The intermediate egret (Ardea intermedia) belongs to the family, Ardeidae. The intermediate egret is distributed in the Indian subcontinent, Africa, China, Korea, Japan, Southeast Asia and Australia.
- Scientific Name: Ardea intermedia
- Common Name: Intermediate egret
- French: Héron intermédiaire; German: Asienmittelreiher; Spanish: Garceta intermedia;
- Other names: median egret, smaller egret, yellow-billed egret, Egretta intermedia and Mesophoyx intermedia;
- Family: Ardeidae › Pelecaniformes › Aves › Chordata › Animalia
- Species author: Wagler, 1829
|Indian birds - Intermediate egret - Ardea intermedia|

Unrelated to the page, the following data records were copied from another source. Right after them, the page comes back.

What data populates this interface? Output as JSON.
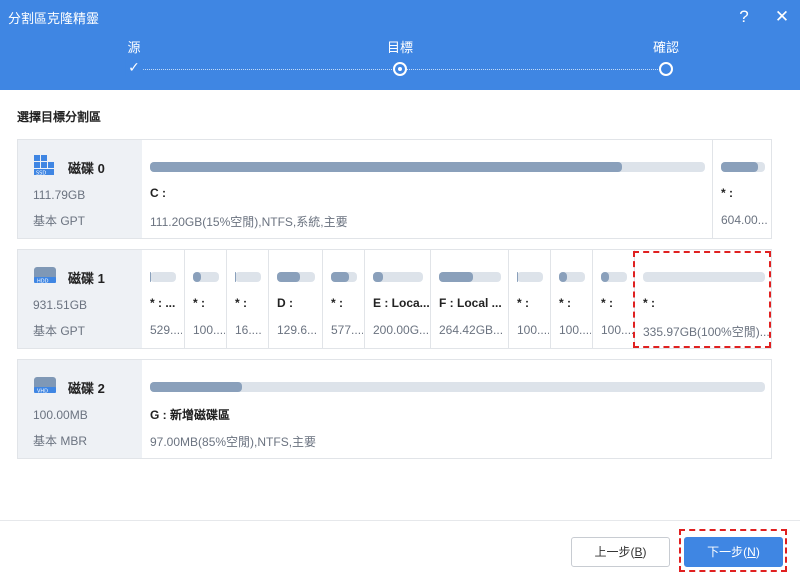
{
  "window": {
    "title": "分割區克隆精靈",
    "help": "?",
    "close": "✕"
  },
  "steps": [
    {
      "label": "源",
      "state": "done"
    },
    {
      "label": "目標",
      "state": "current"
    },
    {
      "label": "確認",
      "state": "future"
    }
  ],
  "section_title": "選擇目標分割區",
  "disks": [
    {
      "name": "磁碟 0",
      "icon": "ssd-disk-icon",
      "size": "111.79GB",
      "type": "基本 GPT",
      "partitions": [
        {
          "label": "C :",
          "info": "111.20GB(15%空閒),NTFS,系統,主要",
          "used": 0.85
        },
        {
          "label": "* :",
          "info": "604.00...",
          "used": 0.85
        }
      ]
    },
    {
      "name": "磁碟 1",
      "icon": "hdd-disk-icon",
      "size": "931.51GB",
      "type": "基本 GPT",
      "partitions": [
        {
          "label": "* : ...",
          "info": "529....",
          "used": 0.05
        },
        {
          "label": "* :",
          "info": "100....",
          "used": 0.3
        },
        {
          "label": "* :",
          "info": "16....",
          "used": 0.05
        },
        {
          "label": "D :",
          "info": "129.6...",
          "used": 0.6
        },
        {
          "label": "* :",
          "info": "577....",
          "used": 0.7
        },
        {
          "label": "E : Loca...",
          "info": "200.00G...",
          "used": 0.2
        },
        {
          "label": "F : Local ...",
          "info": "264.42GB...",
          "used": 0.55
        },
        {
          "label": "* :",
          "info": "100....",
          "used": 0.05
        },
        {
          "label": "* :",
          "info": "100....",
          "used": 0.3
        },
        {
          "label": "* :",
          "info": "100....",
          "used": 0.3
        },
        {
          "label": "* :",
          "info": "335.97GB(100%空閒)...",
          "used": 0.0,
          "selected": true
        }
      ]
    },
    {
      "name": "磁碟 2",
      "icon": "vhd-disk-icon",
      "size": "100.00MB",
      "type": "基本 MBR",
      "partitions": [
        {
          "label": "G : 新增磁碟區",
          "info": "97.00MB(85%空閒),NTFS,主要",
          "used": 0.15
        }
      ]
    }
  ],
  "buttons": {
    "prev": "上一步(B)",
    "prev_main": "上一步(",
    "prev_key": "B",
    "next_main": "下一步(",
    "next_key": "N",
    "close_paren": ")"
  },
  "colors": {
    "accent": "#3f86e3",
    "bar_fill": "#8aa0bb",
    "bar_track": "#dde3ea",
    "highlight": "#e02020"
  }
}
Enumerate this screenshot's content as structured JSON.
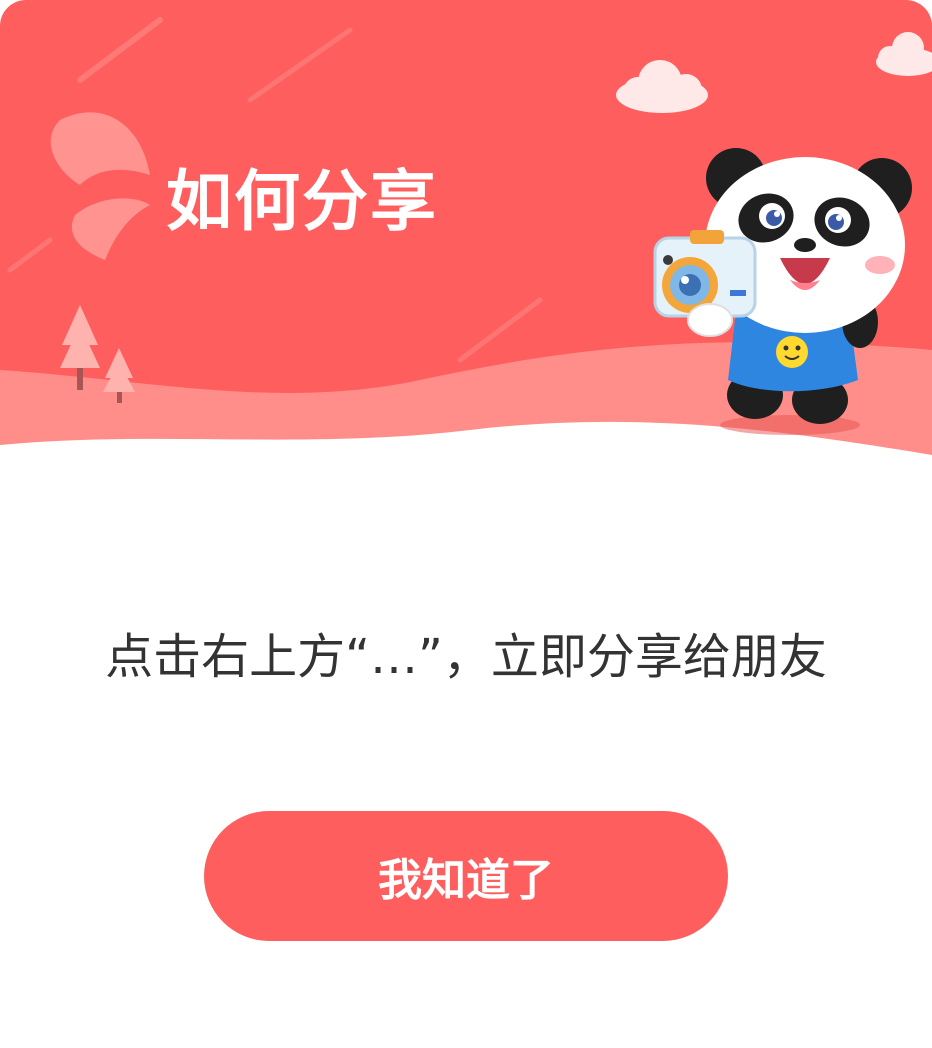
{
  "dialog": {
    "title": "如何分享",
    "message": "点击右上方“…”，立即分享给朋友",
    "confirm_label": "我知道了"
  },
  "illustration": {
    "subject": "panda-with-camera",
    "decorations": [
      "cloud-icon",
      "tree-icon",
      "sparkle-shape"
    ]
  },
  "colors": {
    "header_red": "#fe5f5e",
    "wave_pink": "#ff8e8a",
    "button_red": "#fe5f5e",
    "text_dark": "#333333",
    "white": "#ffffff"
  }
}
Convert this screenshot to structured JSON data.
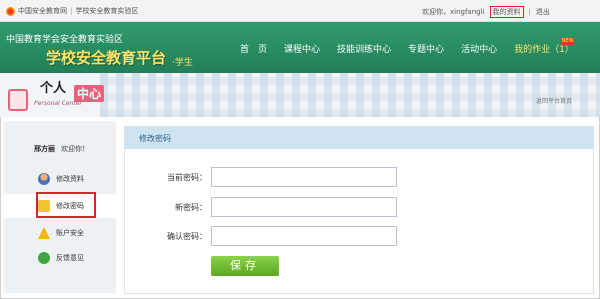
{
  "topbar": {
    "site_name": "中国安全教育网",
    "separator": "|",
    "lab_name": "学校安全教育实验区",
    "welcome": "欢迎你，xingfangli",
    "profile_link": "我的资料",
    "logout": "退出"
  },
  "banner": {
    "org": "中国教育学会安全教育实验区",
    "title": "学校安全教育平台",
    "role": "·学生",
    "nav": [
      "首　页",
      "课程中心",
      "技能训练中心",
      "专题中心",
      "活动中心",
      "我的作业（1）"
    ],
    "badge": "NEW"
  },
  "personal_center": {
    "line1": "个人",
    "line2": "中心",
    "en": "Personal Center",
    "back": "返回平台首页"
  },
  "sidebar": {
    "user": "邢方丽",
    "greeting": "欢迎你！",
    "items": [
      {
        "label": "修改资料",
        "icon": "user-icon"
      },
      {
        "label": "修改密码",
        "icon": "lock-icon"
      },
      {
        "label": "账户安全",
        "icon": "warning-icon"
      },
      {
        "label": "反馈意见",
        "icon": "feedback-icon"
      }
    ]
  },
  "form": {
    "title": "修改密码",
    "current_label": "当前密码：",
    "new_label": "新密码：",
    "confirm_label": "确认密码：",
    "save": "保存"
  },
  "colors": {
    "header_green": "#2f9b6e",
    "highlight": "#d8252b",
    "save_green": "#6cbf2a"
  }
}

DescriptionThe intermediate egrets are medium birds, measuring 55 to 70 cm in length and weighing 400 to 500 grams. The wingspan is 105 to 115 cm. The have white plumage which may be a little creamish or off-white. The breeding intermediate egret species may have a reddish or black bill and greenish yellow gape skin. Loose filamentous plumes are seen on their breast and back. A dull yellow or pink coloration is observed on their upper legs.
HabitatThe intermediate egret species inhabit lowlands, sheltered flood-plains, seasonal wetlands, shallow mudflats with emergent grasses and reeds, shallow waters with aquatic vegetation, flooded marshes, ponds, lakes, saltwater and brackish deltas, tidal streams and mangrove swamps.
Feeding habitsThe intermediate egret species feed on small fish, frogs, crustaceans, aquatic insects, terrestrial insects, small reptiles and small birds and mammals.
BreedingThe breeding season various regionally. In North India, the season is between July and september and in South India, the breeding season is from November to February. They nest on trees standing in water. The breeding platforms are constructed out of sticks and other available vegetation.
DistributionIn the Indian Subcontinent the intermediate egret species are distributed in Pakistan, India, Nepal, Bangladesh and Sri Lanka. They also occur in central and east China, south Japan, Australia, Africa and southeast Asian countries. They winter in Malay Peninsula, Philippines and Indonesia.
Movement PatternsThese egret species are mainly sedentary. Post breeding dispersals take place. During winter southward movement may take place.
Status and conservationHunting, habitat degradation, reclamation of wetlands and introduced species of predators are the main threats to these egret species.
The IUCN (International Union for Conservation of Nature) has categorized and evaluated these egret species and has listed them as of "Least Concern".
Image source: commons.wikimedia.org/wiki/File:Intermediate_Egret_in_breeding_plumage.1_-_Fogg_Dam_-_Middle_Point_-_Northern_Territory_-_Australia.jpg
Author: GDW.45 | License: CC BY-SA 3.0
Current topic in Birds of India: Intermediate egret - Ardea intermedia.